» **Instructions for the task**:
In the data that follows, determine how many lines contain the word "amount", and give only that number.

Interface dataset entries:
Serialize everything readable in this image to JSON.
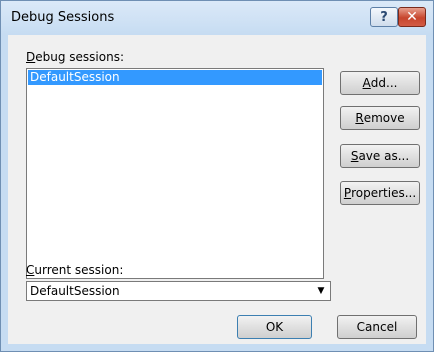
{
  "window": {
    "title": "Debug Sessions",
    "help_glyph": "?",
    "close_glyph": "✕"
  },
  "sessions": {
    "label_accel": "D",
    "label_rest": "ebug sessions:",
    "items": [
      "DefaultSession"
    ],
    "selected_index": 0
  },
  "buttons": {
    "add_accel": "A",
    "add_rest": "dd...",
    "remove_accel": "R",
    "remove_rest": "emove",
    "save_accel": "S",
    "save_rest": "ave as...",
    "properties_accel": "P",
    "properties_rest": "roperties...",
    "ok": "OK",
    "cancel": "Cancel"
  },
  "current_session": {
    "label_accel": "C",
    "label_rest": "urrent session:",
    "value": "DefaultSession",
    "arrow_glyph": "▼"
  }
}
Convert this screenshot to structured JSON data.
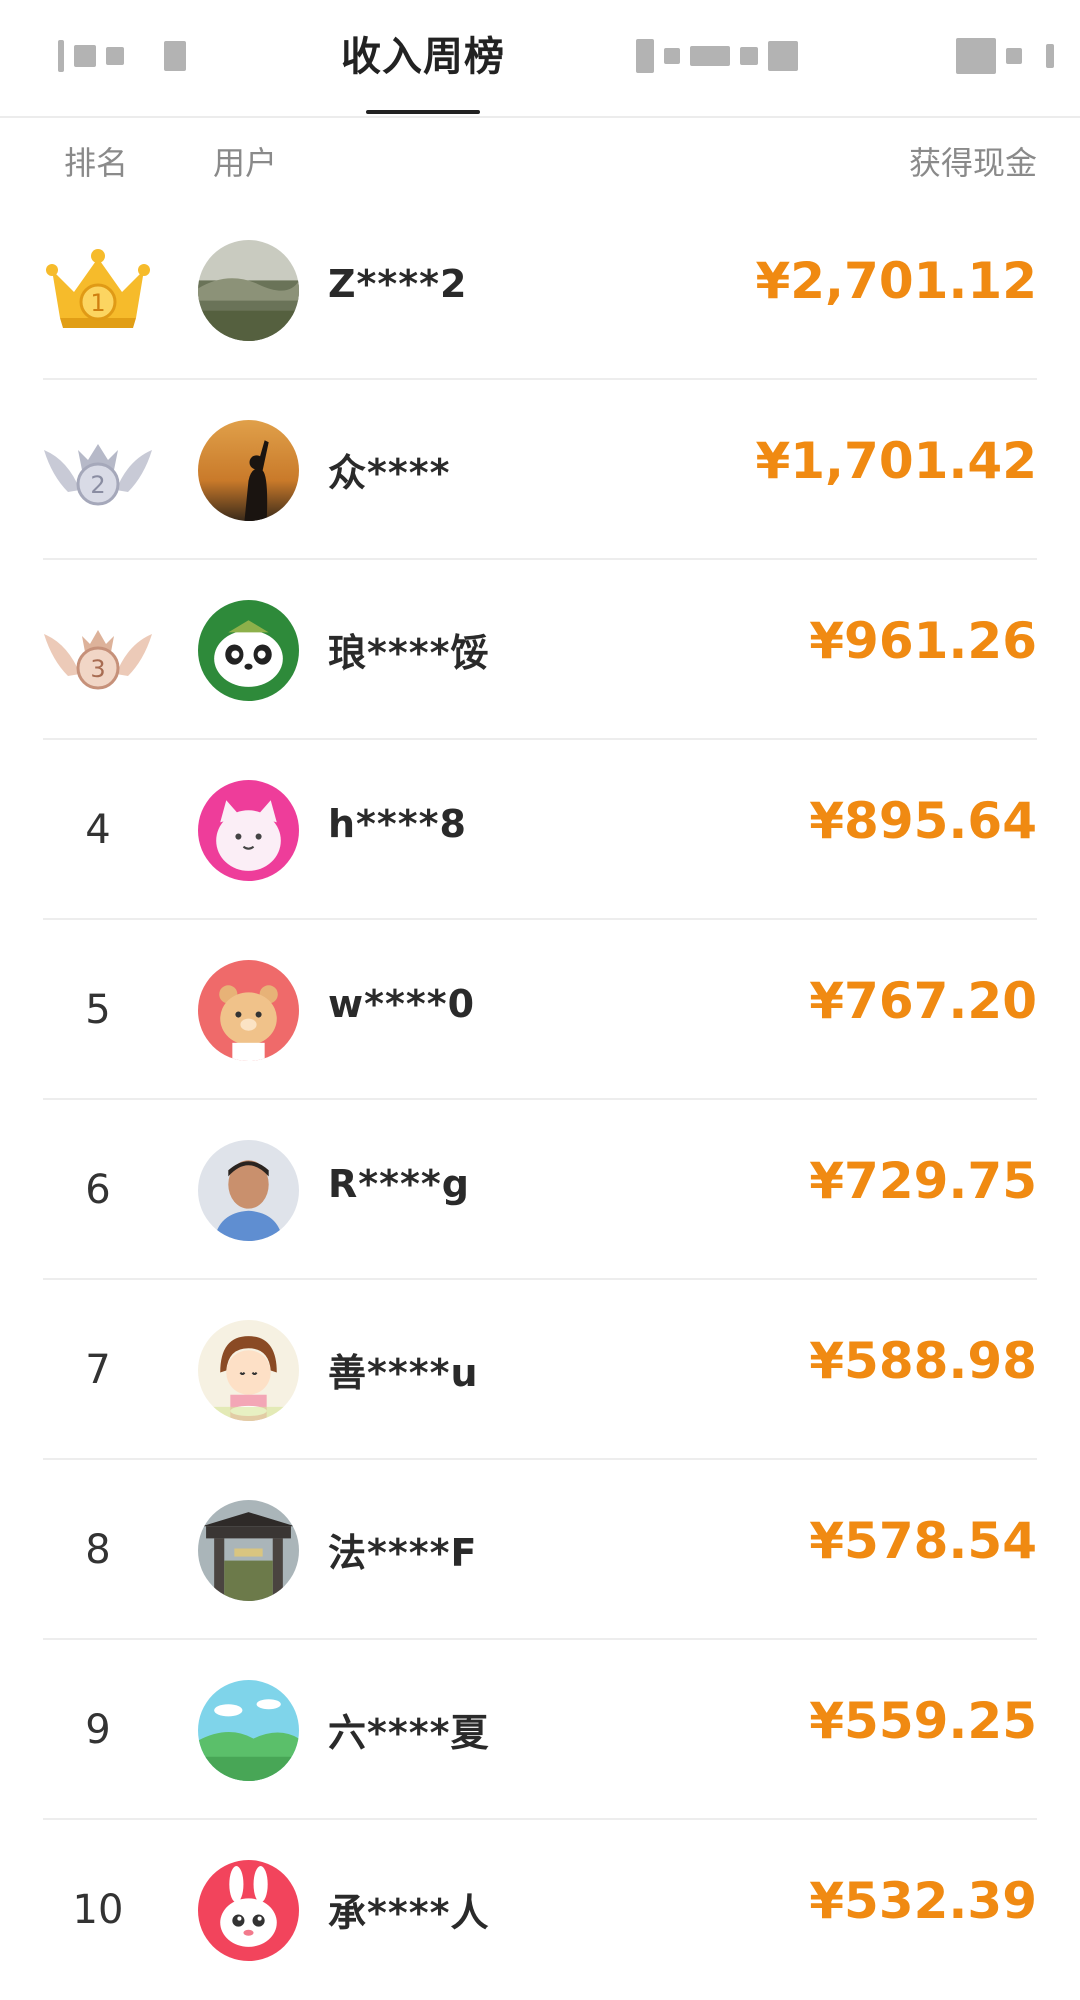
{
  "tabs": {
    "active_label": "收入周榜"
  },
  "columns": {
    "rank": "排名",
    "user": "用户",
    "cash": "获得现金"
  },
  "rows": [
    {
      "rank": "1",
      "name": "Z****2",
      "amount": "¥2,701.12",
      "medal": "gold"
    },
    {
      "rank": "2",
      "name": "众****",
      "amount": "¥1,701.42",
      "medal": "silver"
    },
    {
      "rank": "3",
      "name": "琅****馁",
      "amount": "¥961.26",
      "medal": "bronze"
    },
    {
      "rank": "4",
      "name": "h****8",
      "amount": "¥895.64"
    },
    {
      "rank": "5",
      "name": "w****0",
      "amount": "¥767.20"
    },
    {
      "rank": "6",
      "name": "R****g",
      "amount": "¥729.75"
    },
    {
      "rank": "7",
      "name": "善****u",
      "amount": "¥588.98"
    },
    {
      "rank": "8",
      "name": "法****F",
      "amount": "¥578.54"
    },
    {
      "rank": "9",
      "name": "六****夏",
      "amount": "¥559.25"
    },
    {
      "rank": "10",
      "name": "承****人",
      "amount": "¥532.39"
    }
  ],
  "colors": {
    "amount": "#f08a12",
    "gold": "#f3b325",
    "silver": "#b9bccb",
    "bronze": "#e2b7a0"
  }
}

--

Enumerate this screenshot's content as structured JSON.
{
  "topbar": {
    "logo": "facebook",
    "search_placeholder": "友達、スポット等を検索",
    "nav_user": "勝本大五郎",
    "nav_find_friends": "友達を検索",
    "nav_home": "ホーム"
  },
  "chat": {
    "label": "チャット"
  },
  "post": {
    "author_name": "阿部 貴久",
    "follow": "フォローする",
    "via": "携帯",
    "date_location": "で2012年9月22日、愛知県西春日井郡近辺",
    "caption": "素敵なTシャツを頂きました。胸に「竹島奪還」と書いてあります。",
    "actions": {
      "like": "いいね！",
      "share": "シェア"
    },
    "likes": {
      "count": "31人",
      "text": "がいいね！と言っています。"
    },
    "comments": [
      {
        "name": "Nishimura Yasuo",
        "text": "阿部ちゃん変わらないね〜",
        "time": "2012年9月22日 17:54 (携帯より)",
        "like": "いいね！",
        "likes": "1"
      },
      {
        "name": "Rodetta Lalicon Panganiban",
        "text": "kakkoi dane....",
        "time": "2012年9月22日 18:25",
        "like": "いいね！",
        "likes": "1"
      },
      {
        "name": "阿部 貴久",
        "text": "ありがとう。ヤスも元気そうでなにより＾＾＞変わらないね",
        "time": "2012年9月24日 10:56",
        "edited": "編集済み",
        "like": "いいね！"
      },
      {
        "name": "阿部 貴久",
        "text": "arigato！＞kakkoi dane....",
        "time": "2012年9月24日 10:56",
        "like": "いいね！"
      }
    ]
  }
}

» **Answer to the problem**:
11